You may still have questions about couples counseling…
What could a couples therapist tell me about my relationship that I don’t already know?
It’s common for couples to become stuck in patterns that are not necessarily conscious. For example, you may react in certain ways simply because that’s what you’re used to. Here, we can begin to identify those subconscious patterns and change them for the better.
Couples therapy is about more than feedback. Although feedback is important—and we focus on the positives as much as the negatives—here at Brave Minds, we provide you with tangible skills to apply to your everyday life. In other words, we’re not just talking to you about your relationship. We’re giving you concrete ways to improve it.
My partner is the one who needs therapy.
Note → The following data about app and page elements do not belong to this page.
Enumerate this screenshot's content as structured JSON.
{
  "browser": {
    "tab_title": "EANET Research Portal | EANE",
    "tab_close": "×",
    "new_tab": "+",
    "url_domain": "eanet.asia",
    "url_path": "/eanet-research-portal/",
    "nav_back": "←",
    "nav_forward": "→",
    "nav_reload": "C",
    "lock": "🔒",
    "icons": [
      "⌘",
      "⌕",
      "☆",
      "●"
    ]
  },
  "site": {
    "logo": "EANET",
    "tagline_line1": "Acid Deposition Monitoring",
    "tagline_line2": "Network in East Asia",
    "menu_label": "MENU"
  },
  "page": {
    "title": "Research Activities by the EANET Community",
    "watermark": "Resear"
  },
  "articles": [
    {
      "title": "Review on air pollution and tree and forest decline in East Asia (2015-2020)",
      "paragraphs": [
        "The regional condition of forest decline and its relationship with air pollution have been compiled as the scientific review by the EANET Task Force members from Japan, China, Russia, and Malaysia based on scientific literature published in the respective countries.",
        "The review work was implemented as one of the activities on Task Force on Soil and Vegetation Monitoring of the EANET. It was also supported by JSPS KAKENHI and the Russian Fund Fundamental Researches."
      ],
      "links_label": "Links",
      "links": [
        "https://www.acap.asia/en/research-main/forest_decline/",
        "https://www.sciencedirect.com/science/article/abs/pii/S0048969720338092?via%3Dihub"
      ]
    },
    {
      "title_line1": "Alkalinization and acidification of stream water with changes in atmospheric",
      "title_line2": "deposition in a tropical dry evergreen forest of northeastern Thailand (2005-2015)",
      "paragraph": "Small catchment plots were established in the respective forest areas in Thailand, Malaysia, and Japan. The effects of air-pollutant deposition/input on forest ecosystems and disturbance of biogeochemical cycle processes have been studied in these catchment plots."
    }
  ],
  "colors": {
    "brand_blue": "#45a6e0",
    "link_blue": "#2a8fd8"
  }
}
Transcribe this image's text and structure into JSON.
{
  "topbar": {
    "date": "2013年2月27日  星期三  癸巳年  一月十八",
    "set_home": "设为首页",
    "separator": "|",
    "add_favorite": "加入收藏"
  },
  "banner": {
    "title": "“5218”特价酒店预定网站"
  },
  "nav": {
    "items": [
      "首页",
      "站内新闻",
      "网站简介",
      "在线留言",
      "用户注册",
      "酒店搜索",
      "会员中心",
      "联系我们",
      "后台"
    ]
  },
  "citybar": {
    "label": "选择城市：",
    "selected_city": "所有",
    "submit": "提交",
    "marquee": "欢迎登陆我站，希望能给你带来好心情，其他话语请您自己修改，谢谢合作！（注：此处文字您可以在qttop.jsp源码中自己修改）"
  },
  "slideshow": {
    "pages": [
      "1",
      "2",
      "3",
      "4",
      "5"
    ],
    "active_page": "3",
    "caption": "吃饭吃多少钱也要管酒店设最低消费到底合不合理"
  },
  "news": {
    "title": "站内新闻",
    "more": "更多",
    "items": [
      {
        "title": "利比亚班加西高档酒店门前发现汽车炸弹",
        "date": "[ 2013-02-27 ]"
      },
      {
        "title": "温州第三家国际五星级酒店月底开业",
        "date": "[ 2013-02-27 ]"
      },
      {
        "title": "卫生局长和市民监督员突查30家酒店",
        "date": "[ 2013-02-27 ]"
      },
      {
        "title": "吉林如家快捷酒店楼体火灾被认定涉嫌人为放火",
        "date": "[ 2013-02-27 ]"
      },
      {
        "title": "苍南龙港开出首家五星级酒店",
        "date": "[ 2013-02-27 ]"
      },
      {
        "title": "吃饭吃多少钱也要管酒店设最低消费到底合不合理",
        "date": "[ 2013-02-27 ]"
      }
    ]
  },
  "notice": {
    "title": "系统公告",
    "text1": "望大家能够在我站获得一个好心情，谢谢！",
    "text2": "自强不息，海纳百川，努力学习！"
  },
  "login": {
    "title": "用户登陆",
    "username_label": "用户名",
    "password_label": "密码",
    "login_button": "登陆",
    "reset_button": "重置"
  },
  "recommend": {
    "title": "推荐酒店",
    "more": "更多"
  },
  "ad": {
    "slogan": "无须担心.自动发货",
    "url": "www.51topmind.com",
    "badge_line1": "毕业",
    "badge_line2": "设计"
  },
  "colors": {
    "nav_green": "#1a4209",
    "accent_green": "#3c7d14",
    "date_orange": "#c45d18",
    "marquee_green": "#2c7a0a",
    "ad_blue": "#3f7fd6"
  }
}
In school, we’re often taught to logically solve problems. If your partner is causing you problems, it makes sense that you want your partner to change.
However, the couple dynamic is not as simple. Both people contribute to the cycle. And, how you respond to your partner’s struggles is likely part of the solution. Wouldn’t you like to gain insights into your dynamic and find ways to communicate with one another better?
I’m afraid I’ll do all the marital counseling work while my partner just complains about me.
Couples therapy is a collaborative and supportive process. Personal attacks don’t have a place here, as they are not productive. In order for this work to be effective, you both have to be motivated to find new, healthier, more connected ways to communicate and love. With commitment and practice, it’s completely possible to reshape your relationship and live happier lives.
You Can Heal Together
If you are looking for relationship help and support, please call (908) 242-3634 or use the contact form for a free 20-minute consultation. We are happy to talk with you about how couples counseling can help you identify and achieve your goals. We are proud to be located in Scotch Plains, NJ, serving Fanwood, Westfield, Cranford and surrounding areas. Online therapy services are offered for the state of New Jersey.